- **ACTION ITEM**:
Every record must appear in your copy exactly as written, with no pictures.

Entries from a dataset of interfaces
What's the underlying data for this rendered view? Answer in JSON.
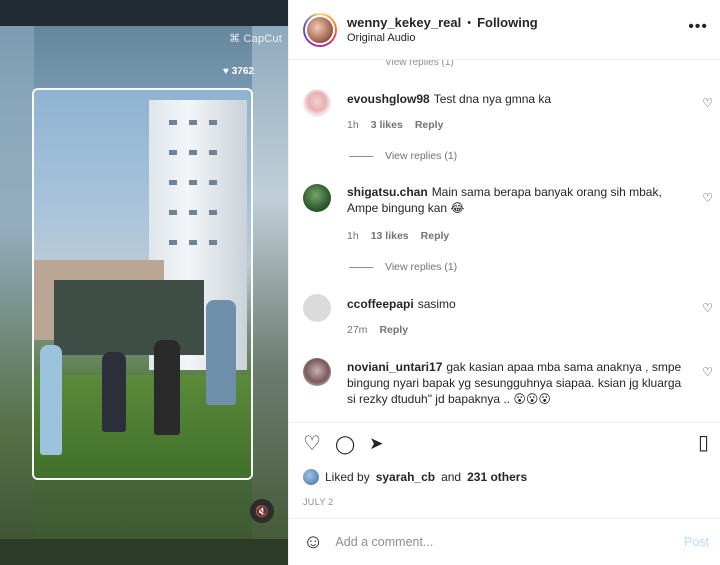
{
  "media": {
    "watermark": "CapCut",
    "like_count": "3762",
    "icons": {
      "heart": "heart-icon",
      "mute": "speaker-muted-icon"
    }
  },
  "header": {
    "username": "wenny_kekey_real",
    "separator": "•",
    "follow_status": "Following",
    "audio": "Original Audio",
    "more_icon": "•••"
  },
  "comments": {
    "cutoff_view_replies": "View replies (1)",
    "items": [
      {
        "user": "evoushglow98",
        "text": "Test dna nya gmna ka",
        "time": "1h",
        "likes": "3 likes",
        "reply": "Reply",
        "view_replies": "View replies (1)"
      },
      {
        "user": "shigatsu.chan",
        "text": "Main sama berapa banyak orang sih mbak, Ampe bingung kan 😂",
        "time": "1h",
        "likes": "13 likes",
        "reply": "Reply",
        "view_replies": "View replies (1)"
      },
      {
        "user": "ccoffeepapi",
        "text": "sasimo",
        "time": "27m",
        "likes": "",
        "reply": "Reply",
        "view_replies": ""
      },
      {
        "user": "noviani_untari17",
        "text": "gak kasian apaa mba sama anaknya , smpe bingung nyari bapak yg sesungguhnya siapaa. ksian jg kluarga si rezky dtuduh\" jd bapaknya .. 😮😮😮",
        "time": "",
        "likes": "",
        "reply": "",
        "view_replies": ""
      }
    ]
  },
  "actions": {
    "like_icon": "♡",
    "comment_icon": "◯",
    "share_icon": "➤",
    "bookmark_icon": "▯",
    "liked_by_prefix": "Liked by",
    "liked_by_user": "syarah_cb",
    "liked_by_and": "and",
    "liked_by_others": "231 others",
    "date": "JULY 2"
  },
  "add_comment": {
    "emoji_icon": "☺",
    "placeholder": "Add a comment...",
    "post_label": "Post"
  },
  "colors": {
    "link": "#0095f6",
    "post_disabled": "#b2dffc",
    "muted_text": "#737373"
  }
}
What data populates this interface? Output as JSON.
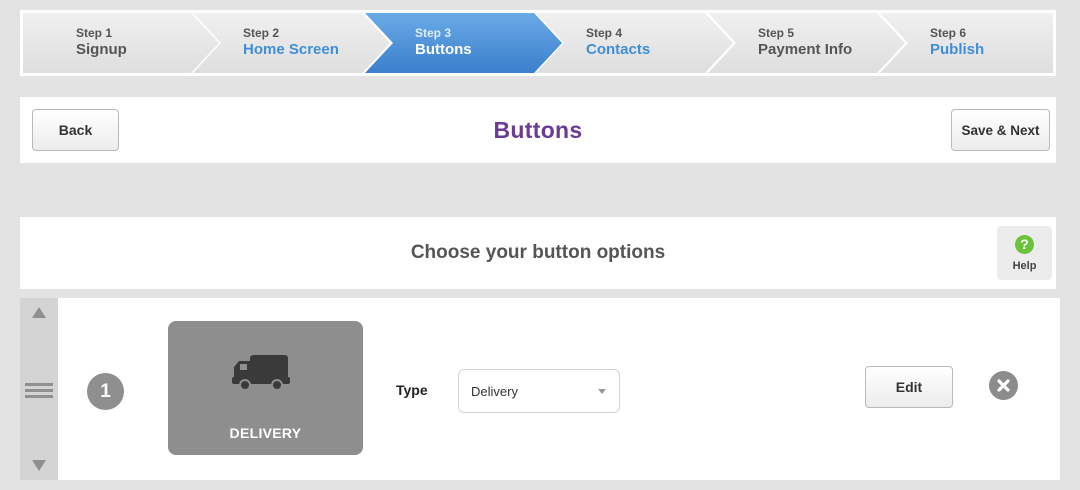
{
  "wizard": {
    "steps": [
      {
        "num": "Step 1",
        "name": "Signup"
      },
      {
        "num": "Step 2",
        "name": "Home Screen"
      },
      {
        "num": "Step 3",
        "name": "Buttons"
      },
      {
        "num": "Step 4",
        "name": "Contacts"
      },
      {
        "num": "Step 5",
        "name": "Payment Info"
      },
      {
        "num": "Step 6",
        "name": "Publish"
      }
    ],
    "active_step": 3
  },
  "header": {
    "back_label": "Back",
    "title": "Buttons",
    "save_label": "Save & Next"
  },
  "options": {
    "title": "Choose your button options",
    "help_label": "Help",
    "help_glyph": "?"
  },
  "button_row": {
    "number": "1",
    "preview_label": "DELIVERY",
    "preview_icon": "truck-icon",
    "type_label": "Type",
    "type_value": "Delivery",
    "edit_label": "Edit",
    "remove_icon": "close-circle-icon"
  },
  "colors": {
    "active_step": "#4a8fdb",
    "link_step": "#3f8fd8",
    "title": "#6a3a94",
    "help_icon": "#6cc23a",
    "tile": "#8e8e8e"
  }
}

- **SOLUTION TO THE PROBLEM**:
What's the underlying data for this rendered view? Answer in JSON.
{
  "media": {
    "watermark": "CapCut",
    "like_count": "3762",
    "icons": {
      "heart": "heart-icon",
      "mute": "speaker-muted-icon"
    }
  },
  "header": {
    "username": "wenny_kekey_real",
    "separator": "•",
    "follow_status": "Following",
    "audio": "Original Audio",
    "more_icon": "•••"
  },
  "comments": {
    "cutoff_view_replies": "View replies (1)",
    "items": [
      {
        "user": "evoushglow98",
        "text": "Test dna nya gmna ka",
        "time": "1h",
        "likes": "3 likes",
        "reply": "Reply",
        "view_replies": "View replies (1)"
      },
      {
        "user": "shigatsu.chan",
        "text": "Main sama berapa banyak orang sih mbak, Ampe bingung kan 😂",
        "time": "1h",
        "likes": "13 likes",
        "reply": "Reply",
        "view_replies": "View replies (1)"
      },
      {
        "user": "ccoffeepapi",
        "text": "sasimo",
        "time": "27m",
        "likes": "",
        "reply": "Reply",
        "view_replies": ""
      },
      {
        "user": "noviani_untari17",
        "text": "gak kasian apaa mba sama anaknya , smpe bingung nyari bapak yg sesungguhnya siapaa. ksian jg kluarga si rezky dtuduh\" jd bapaknya .. 😮😮😮",
        "time": "",
        "likes": "",
        "reply": "",
        "view_replies": ""
      }
    ]
  },
  "actions": {
    "like_icon": "♡",
    "comment_icon": "◯",
    "share_icon": "➤",
    "bookmark_icon": "▯",
    "liked_by_prefix": "Liked by",
    "liked_by_user": "syarah_cb",
    "liked_by_and": "and",
    "liked_by_others": "231 others",
    "date": "JULY 2"
  },
  "add_comment": {
    "emoji_icon": "☺",
    "placeholder": "Add a comment...",
    "post_label": "Post"
  },
  "colors": {
    "link": "#0095f6",
    "post_disabled": "#b2dffc",
    "muted_text": "#737373"
  }
}
What data populates this interface? Output as JSON.
{
  "wizard": {
    "steps": [
      {
        "num": "Step 1",
        "name": "Signup"
      },
      {
        "num": "Step 2",
        "name": "Home Screen"
      },
      {
        "num": "Step 3",
        "name": "Buttons"
      },
      {
        "num": "Step 4",
        "name": "Contacts"
      },
      {
        "num": "Step 5",
        "name": "Payment Info"
      },
      {
        "num": "Step 6",
        "name": "Publish"
      }
    ],
    "active_step": 3
  },
  "header": {
    "back_label": "Back",
    "title": "Buttons",
    "save_label": "Save & Next"
  },
  "options": {
    "title": "Choose your button options",
    "help_label": "Help",
    "help_glyph": "?"
  },
  "button_row": {
    "number": "1",
    "preview_label": "DELIVERY",
    "preview_icon": "truck-icon",
    "type_label": "Type",
    "type_value": "Delivery",
    "edit_label": "Edit",
    "remove_icon": "close-circle-icon"
  },
  "colors": {
    "active_step": "#4a8fdb",
    "link_step": "#3f8fd8",
    "title": "#6a3a94",
    "help_icon": "#6cc23a",
    "tile": "#8e8e8e"
  }
}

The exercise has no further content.